Feeds

Got a Sophos Web Protection box? Make sure it's up to date

Scary vuln left keys to your kingdom up for grabs

5 things you didn’t know about cloud backup

Sophos has plugged security holes in its Web Protection Appliance that could place its customers' internet connections in the hands of eavesdroppers.

The equipment is supposed to filter out suspicious or harmful web traffic for businesses. But the flaws allowed any unauthenticated user to access sensitive configuration files in the product. These documents contain PHP session IDs for the device's superusers, which can be used by miscreants to masquerade as a logged-in administrator.

The files also potentially contain plaintext credentials for other systems, such as FTP and Active Directory servers.

Once authenticated, users can execute arbitrary commands with full privileges on the appliance, plant backdoors, and snoop on encrypted HTTPS communications.

Researchers at Austrian firm SEC Consult unearthed the vulnerabilities and reported them to Sophos.

The Web Protection Appliance is fitted between employees and a business's public internet connection so that all website traffic to and from staff workstations passes through the filter. This makes interception of sensitive information, such as passwords and cookies, possible on compromised appliances.

Grabbing the contents of unencrypted packets would be trivial for a hacker logged into the box, but what about encrypted traffic? Sure enough, the appliance can monitor the contents of HTTPS connections, and it does so by decrypting the data - allowing any infiltrators to snoop on users.

If HTTPS scanning is switched on, the machine holds the private cryptographic key for a Certificate Authority (CA) root certificate that is installed on all workstations within the company. Thanks to the aforementioned vulnerabilities, the attacker can use this key to sign arbitrary SSL certificates that are trusted by the business's computers, opening them up to man-in-the-middle attacks: the worker's computer could be fooled into thinking it was communicating securely with a website, such as Google, when in fact it was sending sensitive data to a miscreant's server.

That's according to SEC Consult, which revealed proof-of-concept exploits and described the flaws as critical in this security advisory.

Sysadmins are advised to update to upgrade the software in the appliances to version v3.7.8.2 as explained in this announcement by Sophos.

In addition, the vendor told El Reg it rolled out updates to its customers in three phases over a two-week period. It said in a statement:

As a security company, keeping our customers safe is our primary responsibility. Improving protection is, of course, key as is ensuring the security of our products. We achieve this through rigorous and regular testing as well as welcoming findings from independent security advisers.

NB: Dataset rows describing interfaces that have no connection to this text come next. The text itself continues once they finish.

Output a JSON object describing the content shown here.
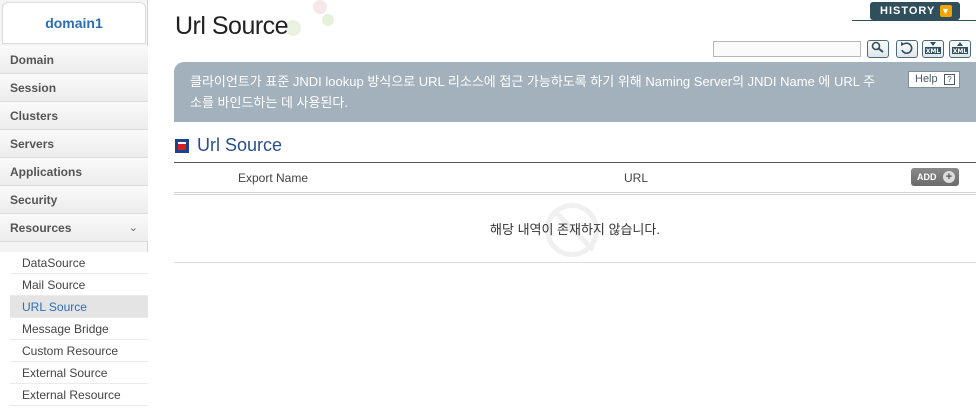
{
  "sidebar": {
    "domain": "domain1",
    "menu": [
      "Domain",
      "Session",
      "Clusters",
      "Servers",
      "Applications",
      "Security",
      "Resources"
    ],
    "submenu": [
      "DataSource",
      "Mail Source",
      "URL Source",
      "Message Bridge",
      "Custom Resource",
      "External Source",
      "External Resource"
    ],
    "active_sub": "URL Source"
  },
  "header": {
    "title": "Url Source",
    "history_label": "HISTORY"
  },
  "toolbar": {
    "search_value": "",
    "icons": [
      "search-icon",
      "refresh-icon",
      "xml-export-icon",
      "xml-import-icon"
    ]
  },
  "info": {
    "text": "클라이언트가 표준 JNDI lookup 방식으로 URL 리소스에 접근 가능하도록 하기 위해 Naming Server의 JNDI Name 에 URL 주소를 바인드하는 데 사용된다.",
    "help_label": "Help"
  },
  "section": {
    "title": "Url Source"
  },
  "table": {
    "columns": [
      "Export Name",
      "URL"
    ],
    "add_label": "ADD",
    "empty_message": "해당 내역이 존재하지 않습니다."
  },
  "colors": {
    "accent": "#2a6fb5",
    "info_bg": "#a3b1bc",
    "history_bg": "#2f4f5d"
  }
}
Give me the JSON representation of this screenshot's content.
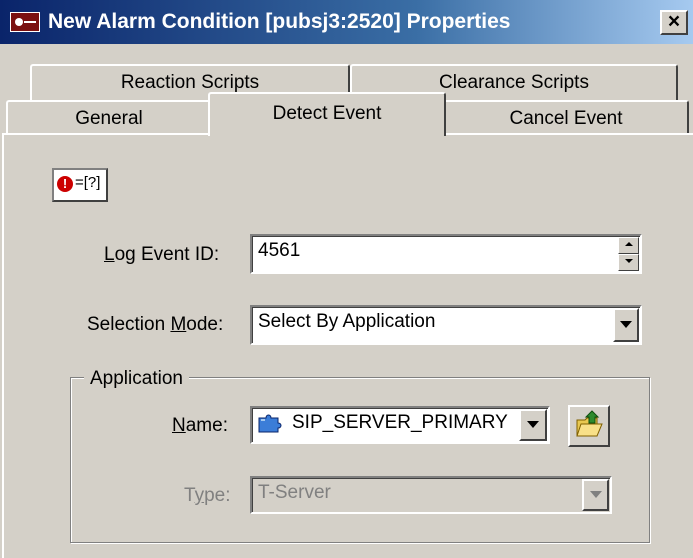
{
  "window": {
    "title": "New Alarm Condition [pubsj3:2520] Properties",
    "close_label": "×"
  },
  "tabs": {
    "row1": [
      {
        "label": "Reaction Scripts"
      },
      {
        "label": "Clearance Scripts"
      }
    ],
    "row2": [
      {
        "label": "General"
      },
      {
        "label": "Detect Event",
        "selected": true
      },
      {
        "label": "Cancel Event"
      }
    ]
  },
  "event_icon": {
    "bang": "!",
    "expr": "=[?]"
  },
  "log_event": {
    "label_pre": "",
    "label_ul": "L",
    "label_post": "og Event ID:",
    "value": "4561"
  },
  "selection_mode": {
    "label_pre": "Selection ",
    "label_ul": "M",
    "label_post": "ode:",
    "value": "Select By Application"
  },
  "application": {
    "group_title": "Application",
    "name": {
      "label_pre": "",
      "label_ul": "N",
      "label_post": "ame:",
      "value": "SIP_SERVER_PRIMARY"
    },
    "type": {
      "label_pre": "T",
      "label_ul": "y",
      "label_post": "pe:",
      "value": "T-Server"
    }
  },
  "icons": {
    "window": "alarm-window-icon",
    "event": "log-event-icon",
    "app": "puzzle-piece-icon",
    "browse": "folder-open-icon"
  },
  "colors": {
    "titlebar_start": "#0a246a",
    "titlebar_end": "#a6caf0",
    "face": "#d4d0c8",
    "alarm_red": "#cc0000",
    "app_icon_blue": "#3b7dd8"
  }
}
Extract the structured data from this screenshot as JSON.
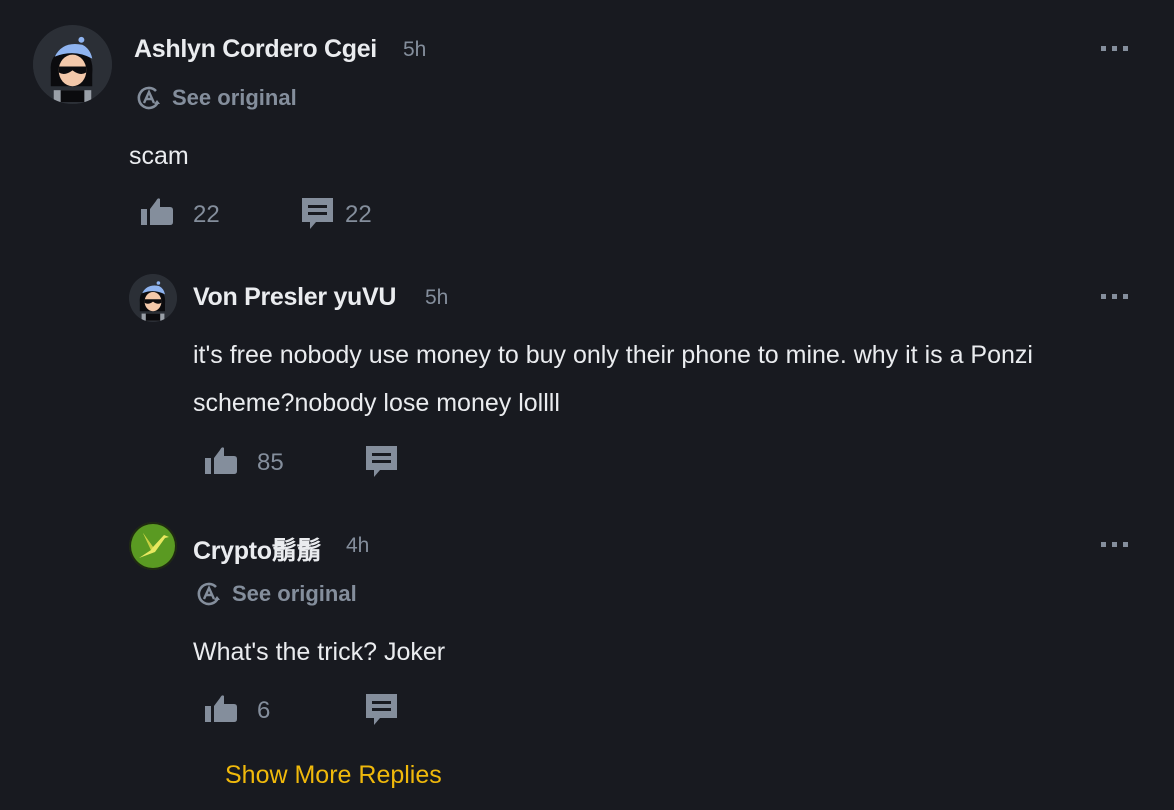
{
  "comments": [
    {
      "author": "Ashlyn Cordero Cgei",
      "time": "5h",
      "see_original": "See original",
      "text": "scam",
      "likes": "22",
      "replies": "22",
      "avatar": "default-avatar-icon"
    },
    {
      "author": "Von Presler yuVU",
      "time": "5h",
      "text": "it's free nobody use money to buy only their phone to mine. why it is a Ponzi scheme?nobody lose money lollll",
      "likes": "85",
      "avatar": "default-avatar-icon"
    },
    {
      "author": "Crypto鬅鬅",
      "time": "4h",
      "see_original": "See original",
      "text": "What's the trick? Joker",
      "likes": "6",
      "avatar": "bird-avatar-icon"
    }
  ],
  "show_more_replies": "Show More Replies",
  "colors": {
    "background": "#181a20",
    "text_primary": "#eaecef",
    "text_secondary": "#848e9c",
    "accent": "#f0b90b"
  }
}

On 21 February 2013, Sophos was contacted by Stefan Viehböck of SEC Consult Vulnerability Lab. His report outlined vulnerabilities discovered by Wolfgang Ettlinger in the web-based user interface (UI) of the Sophos Web Appliance.

The issues reported were resolved with the 3.7.8.2 release of the Sophos Web Appliance software in March 2013. This went to an initial group of customers on March 18, to a larger group on March 25 and will be made available to all remaining customers on April 1.

Sophos added that it "greatly appreciates" the work of Wolfgang Ettlinger, Stefan Vieböck and other security researchers. ®

Secure remote control for conventional and virtual desktops

More from The Register

next story
Ice cream headache as black hat hacks sack Dairy Queen
I scream, you scream, we all scream 'DATA BREACH'!
Goog says patch⁵⁰ your Chrome
64-bit browser loads cat vids FIFTEEN PERCENT faster!
NIST to sysadmins: clean up your SSH mess
Too many keys, too badly managed
JLaw, Kate Upton exposed in celeb nude pics hack
100 women victimised as Apple iCloud accounts reportedly popped
Scratched PC-dispatch patch patched, hatched in batch rematch
Windows security update fixed after triggering blue screens (and screams) of death
Researchers camouflage haxxor traps with fake application traffic
Honeypots sweetened to resemble actual workloads, complete with 'secure' logins
Attack flogged through shiny-clicky social media buttons
66,000 users popped by malicious Flash fudging add-on
New Snowden leak: How NSA shared 850-billion-plus metadata records
'Federated search' spaffed info all over Five Eyes chums
Three quarters of South Korea popped in online gaming raids
Records used to plunder game items, sold off to low lifes
Oz fed police in PDF redaction SNAFU
Give us your metadata, we'll publish your data
prev story

Whitepapers

Endpoint data privacy in the cloud is easier than you think
Innovations in encryption and storage resolve issues of data privacy and key requirements for companies to look for in a solution.
Implementing global e-invoicing with guaranteed legal certainty
Explaining the role local tax compliance plays in successful supply chain management and e-business and how leading global brands are addressing this.
Advanced data protection for your virtualized environments
Find a natural fit for optimizing protection for the often resource-constrained data protection process found in virtual environments.
Boost IT visibility and business value
How building a great service catalog relieves pressure points and demonstrates the value of IT service management.
Next gen security for virtualised datacentres
Legacy security solutions are inefficient due to the architectural differences between physical and virtual environments.